Howe adds that she’s seeing younger shoppers – in their early 40s – in her store and elsewhere.
“We have been traditionally sort of old and stodgy and there’s a younger person on the Avenue,” said Howe.
She attributes much of the upswing to the improving economy, but does point to recently opened shops, such as the Weavers Way Co-op, for helping to bring more shoppers to Chestnut Hill.
The master plan at work
Reilly said she looks to cluster like businesses together in an effort to create distinct shopping experiences along different sections of the Avenue.
“The blocks are actual telling me what they want,” she said.
The 8500 block of Germantown Avenue, for example, is food focused, she said, with businesses like Kitchen Kapers, Penzy Spices and the Chestnut Hill Cheese Shop all in close proximity to one another.
It’s just one of the ideals set forth in a retail strategy the community commissioned nearly two years ago.
Reilly – a matchmaker between prospective businesses and landlords – said bringing new tenants in is a bit easier these days with Avenue property owners being more open to rent negotiations, a historic source of contention.
What’s next for the Ave?
Going forward, Reilly will continue seeking out businesses that are willing to do things a bit differently, such as staying open later or having a web presence.
Most of her attention will be on retailers. She said not to expect a lot more restaurants. Most of the good spaces are already full.
“They’re doing things fresher,” said Reilly of the types of store’s she’s trying to land in Chestnut Hill.
Most of all, Reilly wants to make sure that the new businesses coming to the Avenue are a good fit for her target demographic – working professionals in their late 30s, early 40s with kids.
There are still a few more vacancies that need to be filled before she will feel like the neighborhood has completely turned the corner.
Two big properties, though – the former Borders location at the top of the Hill and the former Magarity Ford dealership closer to the middle – will soon be visibly removed from the list of vacancies.
Children of America, a national daycare center company, will open its first Philadelphia location in the former.

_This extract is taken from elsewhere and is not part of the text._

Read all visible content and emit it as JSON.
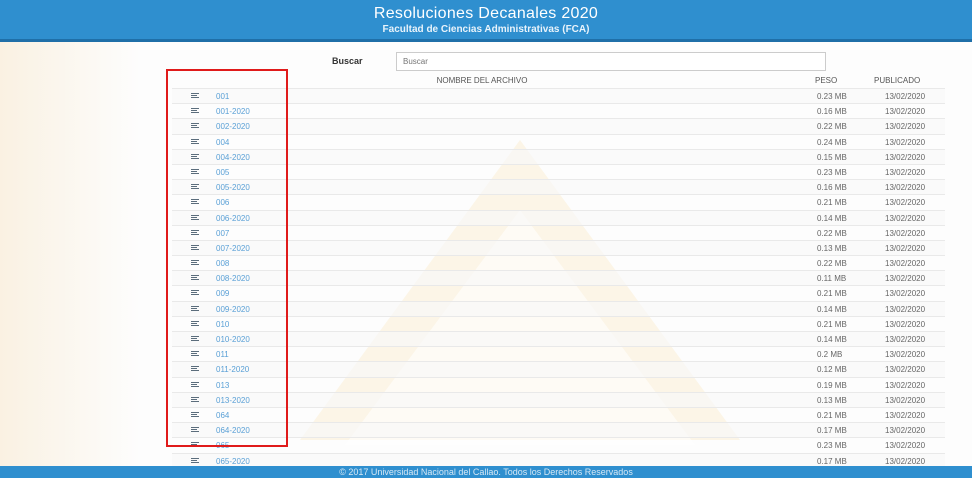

Local real estate developer, Bowman Properties, will demolish the latter and build a five-story grocery-store anchored complex.
“We’re lucky to have them interested in our corridor,” said Reilly of Children of America, which is scheduled to move in sometime this spring.
As for the Magarity project, which drew a considerable amount of public outrage for its size and re-zoning requirements, Reilly said, “I predict that the complaint you’re going to hear moving forward is that it’s not happening soon enough.”
Reilly has said that the empty car dealership space was blight-like and that the new development at 8200 Germantown Ave. will help draw shoppers to the lower half of the Hill.
Reilly said she will reassess progress on the Avenue in the spring, when a new set of statistics will be crunched.
NEWSWORKS unofficial tally of businesses that have recently opened or closed
New to Germantown Avenue
Nichols Berg Gallery
Gravers Lane Gallery
Chestnut Hill Pharmacy
Posh Hair Artistry
Oxford Circus Toys
Iron Hill Brewery
Chestnut Hill 7
Left Germantown Avenue
The Little Nook
The Candle Shop
Fabrics on the Hill
The Children’s Place
What did we miss? If you know of a new or departing Chestnut Hill business please send an email to firstname.lastname@example.org